Another, more subtle problem of architectures based on Lambda functions is that debugging is harder. Since the code becomes very fragmented, locating the source of an error or bottleneck requires some form of “distributed debugging.” Thankfully, AWS X-Ray can help, although developers will need to do additional work, as it requires instrumentation of the code.
Finally, a typical problem associated with Lambda functions is a slight increase in execution time, compared to code running on a server. A Lambda function is typically “cold” when first created, and the first call to it will typically incur a “warming up” penalty, which can last for a few seconds. Subsequent calls will be much faster, with execution times quite close to those of code running on a server. However, problems can arise when Lambda functions call each other or when the workload is distributed through other means. The latencies incurred at each hop of the logical workflow can quickly add up and render the application very slow.
Making the Database Tier Serverless
Web applications usually require a database engine, such as MySQL or PostgreSQL. Typically, on AWS, such databases are run using Amazon RDS. You can switch from Amazon RDS to Amazon Aurora Serverless, which is currently compatible with both MySQL and PostgreSQL. Making the switch is quite painless: Simply create the Aurora database, migrate the existing database to Amazon Aurora, and change the connection strings used by the app tier to point to the new Aurora database.

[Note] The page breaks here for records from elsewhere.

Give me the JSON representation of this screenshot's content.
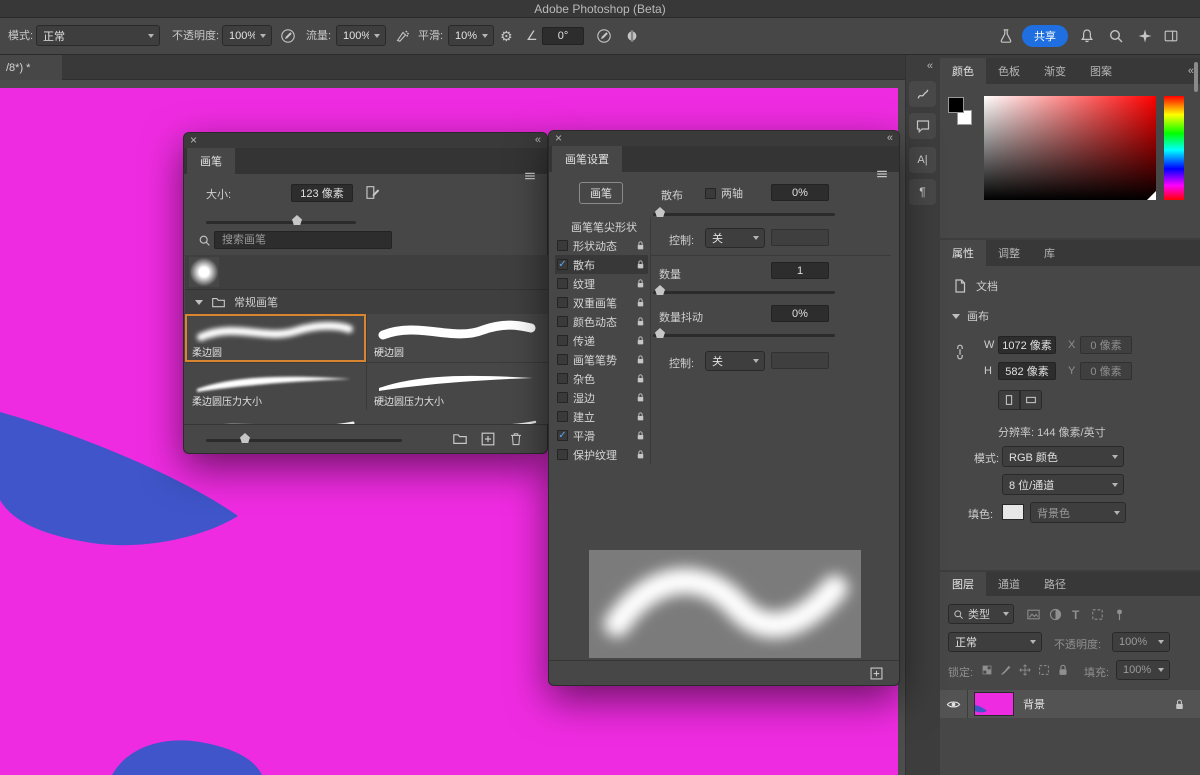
{
  "titlebar": {
    "title": "Adobe Photoshop (Beta)"
  },
  "options": {
    "mode_label": "模式:",
    "mode_value": "正常",
    "opacity_label": "不透明度:",
    "opacity_value": "100%",
    "flow_label": "流量:",
    "flow_value": "100%",
    "smooth_label": "平滑:",
    "smooth_value": "10%",
    "angle_glyph": "∠",
    "angle_value": "0°",
    "gear_glyph": "⚙",
    "share_label": "共享"
  },
  "doc_tab": {
    "label": "/8*) *"
  },
  "rail": {
    "collapse": "«",
    "char_icon": "A|",
    "para_icon": "¶"
  },
  "glyphs": {
    "close": "×",
    "collapse": "«",
    "check": "✓"
  },
  "brushes": {
    "tab": "画笔",
    "size_label": "大小:",
    "size_value": "123 像素",
    "search_placeholder": "搜索画笔",
    "group_label": "常规画笔",
    "presets": [
      {
        "name": "柔边圆"
      },
      {
        "name": "硬边圆"
      },
      {
        "name": "柔边圆压力大小"
      },
      {
        "name": "硬边圆压力大小"
      }
    ]
  },
  "brush_settings": {
    "tab": "画笔设置",
    "brush_button": "画笔",
    "tip_shape_item": "画笔笔尖形状",
    "items": [
      {
        "label": "形状动态",
        "checked": false
      },
      {
        "label": "散布",
        "checked": true,
        "selected": true
      },
      {
        "label": "纹理",
        "checked": false
      },
      {
        "label": "双重画笔",
        "checked": false
      },
      {
        "label": "颜色动态",
        "checked": false
      },
      {
        "label": "传递",
        "checked": false
      },
      {
        "label": "画笔笔势",
        "checked": false
      },
      {
        "label": "杂色",
        "checked": false
      },
      {
        "label": "湿边",
        "checked": false
      },
      {
        "label": "建立",
        "checked": false
      },
      {
        "label": "平滑",
        "checked": true
      },
      {
        "label": "保护纹理",
        "checked": false
      }
    ],
    "scatter_label": "散布",
    "both_axes_label": "两轴",
    "scatter_value": "0%",
    "control_label": "控制:",
    "control_value": "关",
    "count_label": "数量",
    "count_value": "1",
    "count_jitter_label": "数量抖动",
    "count_jitter_value": "0%",
    "control2_label": "控制:",
    "control2_value": "关"
  },
  "color_panel": {
    "tabs": [
      "颜色",
      "色板",
      "渐变",
      "图案"
    ]
  },
  "properties": {
    "tabs": [
      "属性",
      "调整",
      "库"
    ],
    "document_label": "文档",
    "canvas_label": "画布",
    "w_label": "W",
    "w_value": "1072 像素",
    "x_label": "X",
    "x_value": "0 像素",
    "h_label": "H",
    "h_value": "582 像素",
    "y_label": "Y",
    "y_value": "0 像素",
    "resolution_label": "分辨率: 144 像素/英寸",
    "mode_label": "模式:",
    "mode_value": "RGB 颜色",
    "depth_value": "8 位/通道",
    "fill_label": "填色:",
    "fill_value": "背景色"
  },
  "layers": {
    "tabs": [
      "图层",
      "通道",
      "路径"
    ],
    "filter_type_label": "类型",
    "blend_value": "正常",
    "opacity_label": "不透明度:",
    "opacity_value": "100%",
    "lock_label": "锁定:",
    "fill_label": "填充:",
    "fill_value": "100%",
    "layer_name": "背景",
    "type_icon": "T"
  },
  "colors": {
    "canvas_magenta": "#ef2be1",
    "shape_blue": "#3f55c9",
    "accent_blue": "#1f6fe0",
    "selection_orange": "#d9842f"
  }
}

Note: If you use NoSQL, check out Amazon DocumentDB (which is MongoDB compatible) and Apache Cassandra.
Amazon Aurora Serverless offers automated scaling, built-in high availability, and high performance. Since it is serverless, you pay only for what you use, so with use cases like variable or unpredictable workloads, it can reduce costs.
Amazon Aurora Serverless is only compatible with MySQL and PostgreSQL. You can move from your database engine to both, but this requires significant effort.
More importantly, with regards to the database tier, going fully serverless isn’t necessarily a better choice than a traditional model. Although Amazon RDS is not serverless, it does free you from the usual overhead of provisioning, installing, configuring, and patching the database server. It can even automatically increase the size of the underlying disk when the database becomes too large for the current disk size.
Additionally, Amazon Aurora Serverless is quite expensive compared to a similar RDS solution, so if your workload is consistently high, your costs are likely to increase significantly.
In this article, I walked you through a fairly typical example of how to make a traditional web application serverless. Whether or not this is a good idea for you depends on your particular situation. As demonstrated, going serverless doesn’t have to be all-or-nothing. In fact, it’s probably smart to modernize your application by taking incremental steps, going serverless where you’ll benefit the most.
The main advantage of serverless is the ability to delegate menial (but critical) tasks, such as system administration and server security, to AWS (an expert in this domain). You can also benefit from AWS in terms of security, reliability, and availability.
Going serverless also has some drawbacks, especially when it comes to refactoring your existing code, increased complexity, and potential performance penalties. Nevertheless, you will most likely benefit from moving some part of your workload to a serverless architecture. For example, repetitive background tasks can easily be moved from servers to a Lambda function. I recommend reviewing your current architecture and practices to determine which parts of your workload can benefit from such a move.